What to produce ::
Give the number of lines in the entries below that contain "ylabel". Write nothing besides it.

Data provided ::

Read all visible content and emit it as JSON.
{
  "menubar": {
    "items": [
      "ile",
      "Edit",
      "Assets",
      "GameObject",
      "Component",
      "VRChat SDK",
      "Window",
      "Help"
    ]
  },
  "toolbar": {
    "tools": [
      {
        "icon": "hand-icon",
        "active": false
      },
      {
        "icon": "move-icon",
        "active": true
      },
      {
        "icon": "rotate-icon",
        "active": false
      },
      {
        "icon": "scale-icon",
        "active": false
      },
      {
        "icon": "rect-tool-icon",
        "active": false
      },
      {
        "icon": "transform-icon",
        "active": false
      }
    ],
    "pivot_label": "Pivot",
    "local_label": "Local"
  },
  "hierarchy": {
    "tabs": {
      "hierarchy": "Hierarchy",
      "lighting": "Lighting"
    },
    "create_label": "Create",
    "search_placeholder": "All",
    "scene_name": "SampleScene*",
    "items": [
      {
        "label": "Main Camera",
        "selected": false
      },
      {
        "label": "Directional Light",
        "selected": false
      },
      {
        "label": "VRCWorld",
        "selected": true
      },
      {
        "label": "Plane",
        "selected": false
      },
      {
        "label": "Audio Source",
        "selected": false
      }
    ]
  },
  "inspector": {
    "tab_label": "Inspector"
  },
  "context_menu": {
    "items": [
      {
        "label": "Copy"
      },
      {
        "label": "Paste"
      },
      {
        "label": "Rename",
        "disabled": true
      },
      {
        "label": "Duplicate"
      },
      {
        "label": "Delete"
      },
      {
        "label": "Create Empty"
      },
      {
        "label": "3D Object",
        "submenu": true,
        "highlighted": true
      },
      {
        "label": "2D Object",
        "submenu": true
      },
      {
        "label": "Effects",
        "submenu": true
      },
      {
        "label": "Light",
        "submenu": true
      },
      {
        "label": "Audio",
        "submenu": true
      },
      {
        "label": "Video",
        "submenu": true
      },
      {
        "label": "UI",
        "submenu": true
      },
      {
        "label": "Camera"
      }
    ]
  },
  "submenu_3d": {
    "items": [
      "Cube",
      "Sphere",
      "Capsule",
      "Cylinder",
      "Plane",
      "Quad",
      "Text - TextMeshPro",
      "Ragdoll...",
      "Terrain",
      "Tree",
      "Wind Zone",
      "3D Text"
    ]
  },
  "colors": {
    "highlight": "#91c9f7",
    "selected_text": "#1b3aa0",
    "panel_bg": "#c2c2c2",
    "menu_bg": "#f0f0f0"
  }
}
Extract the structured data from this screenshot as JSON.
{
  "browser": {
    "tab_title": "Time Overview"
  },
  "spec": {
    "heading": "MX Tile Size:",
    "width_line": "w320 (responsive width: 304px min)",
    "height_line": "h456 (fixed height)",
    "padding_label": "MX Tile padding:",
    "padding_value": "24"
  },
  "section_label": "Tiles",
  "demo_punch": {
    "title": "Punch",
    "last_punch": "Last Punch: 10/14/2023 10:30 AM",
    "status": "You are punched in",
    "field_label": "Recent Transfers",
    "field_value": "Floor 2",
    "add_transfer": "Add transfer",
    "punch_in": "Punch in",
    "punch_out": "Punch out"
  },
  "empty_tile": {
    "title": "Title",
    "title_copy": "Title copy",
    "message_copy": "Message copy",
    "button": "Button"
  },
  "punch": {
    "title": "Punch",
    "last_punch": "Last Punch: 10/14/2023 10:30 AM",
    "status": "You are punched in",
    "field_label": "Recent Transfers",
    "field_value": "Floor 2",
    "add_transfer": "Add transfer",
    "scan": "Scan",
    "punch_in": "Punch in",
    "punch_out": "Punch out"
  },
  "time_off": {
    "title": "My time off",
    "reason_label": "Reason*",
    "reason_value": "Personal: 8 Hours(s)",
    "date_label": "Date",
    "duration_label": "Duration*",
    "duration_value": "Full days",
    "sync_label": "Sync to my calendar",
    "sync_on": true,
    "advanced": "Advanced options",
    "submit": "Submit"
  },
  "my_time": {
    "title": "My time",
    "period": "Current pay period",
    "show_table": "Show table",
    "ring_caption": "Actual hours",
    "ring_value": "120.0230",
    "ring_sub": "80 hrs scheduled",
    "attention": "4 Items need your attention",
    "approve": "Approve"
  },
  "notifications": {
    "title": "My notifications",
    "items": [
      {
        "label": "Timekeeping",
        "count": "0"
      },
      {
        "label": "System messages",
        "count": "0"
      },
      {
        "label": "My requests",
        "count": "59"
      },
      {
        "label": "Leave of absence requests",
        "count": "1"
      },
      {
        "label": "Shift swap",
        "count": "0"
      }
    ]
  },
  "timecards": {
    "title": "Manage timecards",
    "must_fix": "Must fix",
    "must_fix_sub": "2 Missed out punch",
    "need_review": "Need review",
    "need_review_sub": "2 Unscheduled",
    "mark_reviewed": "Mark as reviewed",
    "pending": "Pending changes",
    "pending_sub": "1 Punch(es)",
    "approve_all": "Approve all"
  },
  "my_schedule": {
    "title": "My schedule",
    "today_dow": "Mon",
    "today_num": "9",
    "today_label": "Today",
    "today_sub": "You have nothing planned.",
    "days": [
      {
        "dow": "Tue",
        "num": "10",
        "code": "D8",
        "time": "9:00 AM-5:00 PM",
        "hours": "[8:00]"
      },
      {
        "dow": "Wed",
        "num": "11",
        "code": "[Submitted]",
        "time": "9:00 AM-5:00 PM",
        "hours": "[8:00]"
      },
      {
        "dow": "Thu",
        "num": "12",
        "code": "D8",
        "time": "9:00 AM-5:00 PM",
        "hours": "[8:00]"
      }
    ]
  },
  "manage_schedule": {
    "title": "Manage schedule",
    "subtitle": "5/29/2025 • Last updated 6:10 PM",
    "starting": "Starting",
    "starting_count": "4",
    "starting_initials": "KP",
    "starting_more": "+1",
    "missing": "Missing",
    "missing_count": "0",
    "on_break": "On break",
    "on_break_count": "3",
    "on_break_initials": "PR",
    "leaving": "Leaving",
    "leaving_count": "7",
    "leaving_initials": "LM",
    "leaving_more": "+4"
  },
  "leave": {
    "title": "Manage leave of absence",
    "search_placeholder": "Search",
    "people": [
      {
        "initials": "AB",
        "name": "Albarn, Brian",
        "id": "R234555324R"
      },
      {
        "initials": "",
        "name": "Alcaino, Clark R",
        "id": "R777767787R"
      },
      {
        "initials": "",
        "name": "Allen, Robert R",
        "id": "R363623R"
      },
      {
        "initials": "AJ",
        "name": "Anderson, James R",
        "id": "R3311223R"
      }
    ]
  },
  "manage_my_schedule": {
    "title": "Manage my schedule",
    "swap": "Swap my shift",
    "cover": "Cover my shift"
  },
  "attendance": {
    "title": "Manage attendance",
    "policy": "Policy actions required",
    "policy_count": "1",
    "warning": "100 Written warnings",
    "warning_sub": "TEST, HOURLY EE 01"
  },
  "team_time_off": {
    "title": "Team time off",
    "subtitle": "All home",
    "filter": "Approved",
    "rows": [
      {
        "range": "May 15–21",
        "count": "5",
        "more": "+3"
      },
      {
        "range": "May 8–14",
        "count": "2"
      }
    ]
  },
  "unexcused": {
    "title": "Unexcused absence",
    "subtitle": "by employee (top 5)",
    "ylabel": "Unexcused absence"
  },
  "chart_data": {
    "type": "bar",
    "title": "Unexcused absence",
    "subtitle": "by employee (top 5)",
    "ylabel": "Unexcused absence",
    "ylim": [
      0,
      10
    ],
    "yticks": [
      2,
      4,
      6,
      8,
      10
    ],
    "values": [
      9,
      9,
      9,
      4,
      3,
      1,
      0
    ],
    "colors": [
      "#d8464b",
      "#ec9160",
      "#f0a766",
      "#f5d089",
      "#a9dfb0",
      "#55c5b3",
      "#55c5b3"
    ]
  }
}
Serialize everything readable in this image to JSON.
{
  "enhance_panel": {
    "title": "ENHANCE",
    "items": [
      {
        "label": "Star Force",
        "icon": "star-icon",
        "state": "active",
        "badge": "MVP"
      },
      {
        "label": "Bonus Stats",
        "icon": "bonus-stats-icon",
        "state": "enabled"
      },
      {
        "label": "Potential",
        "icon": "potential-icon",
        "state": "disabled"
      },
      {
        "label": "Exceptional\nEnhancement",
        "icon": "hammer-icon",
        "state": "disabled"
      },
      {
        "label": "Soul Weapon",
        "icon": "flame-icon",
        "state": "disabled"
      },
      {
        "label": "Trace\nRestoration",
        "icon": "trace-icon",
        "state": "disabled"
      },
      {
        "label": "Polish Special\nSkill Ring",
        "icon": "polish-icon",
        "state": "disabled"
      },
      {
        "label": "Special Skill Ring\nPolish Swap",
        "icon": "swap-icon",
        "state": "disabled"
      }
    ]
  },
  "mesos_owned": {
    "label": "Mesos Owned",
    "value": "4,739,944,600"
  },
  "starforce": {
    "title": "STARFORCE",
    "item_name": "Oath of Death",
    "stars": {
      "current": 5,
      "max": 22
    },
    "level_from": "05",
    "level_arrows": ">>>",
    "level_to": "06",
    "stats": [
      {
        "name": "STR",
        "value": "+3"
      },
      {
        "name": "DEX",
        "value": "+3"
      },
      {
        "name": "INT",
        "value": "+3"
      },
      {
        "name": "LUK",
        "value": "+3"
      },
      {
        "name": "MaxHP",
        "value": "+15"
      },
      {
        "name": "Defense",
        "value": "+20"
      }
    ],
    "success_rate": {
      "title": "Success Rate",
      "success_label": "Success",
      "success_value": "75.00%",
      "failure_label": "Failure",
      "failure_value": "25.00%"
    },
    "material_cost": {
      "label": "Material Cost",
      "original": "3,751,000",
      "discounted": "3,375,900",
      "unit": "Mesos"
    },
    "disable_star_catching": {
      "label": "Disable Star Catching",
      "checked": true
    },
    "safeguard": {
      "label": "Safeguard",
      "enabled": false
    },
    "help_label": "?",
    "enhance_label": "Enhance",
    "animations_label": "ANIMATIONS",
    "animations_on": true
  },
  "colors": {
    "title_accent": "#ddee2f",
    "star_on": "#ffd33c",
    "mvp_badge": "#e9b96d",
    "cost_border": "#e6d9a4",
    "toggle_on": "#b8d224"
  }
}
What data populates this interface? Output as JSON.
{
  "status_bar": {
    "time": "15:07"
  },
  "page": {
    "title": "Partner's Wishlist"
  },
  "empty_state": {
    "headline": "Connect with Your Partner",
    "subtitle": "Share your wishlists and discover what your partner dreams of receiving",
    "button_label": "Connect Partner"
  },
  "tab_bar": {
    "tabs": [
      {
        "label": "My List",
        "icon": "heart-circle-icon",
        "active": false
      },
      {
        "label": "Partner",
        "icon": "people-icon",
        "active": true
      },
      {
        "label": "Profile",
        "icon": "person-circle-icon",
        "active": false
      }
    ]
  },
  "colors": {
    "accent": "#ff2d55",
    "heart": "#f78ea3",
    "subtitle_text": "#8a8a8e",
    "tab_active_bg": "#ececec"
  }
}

Your response ::
2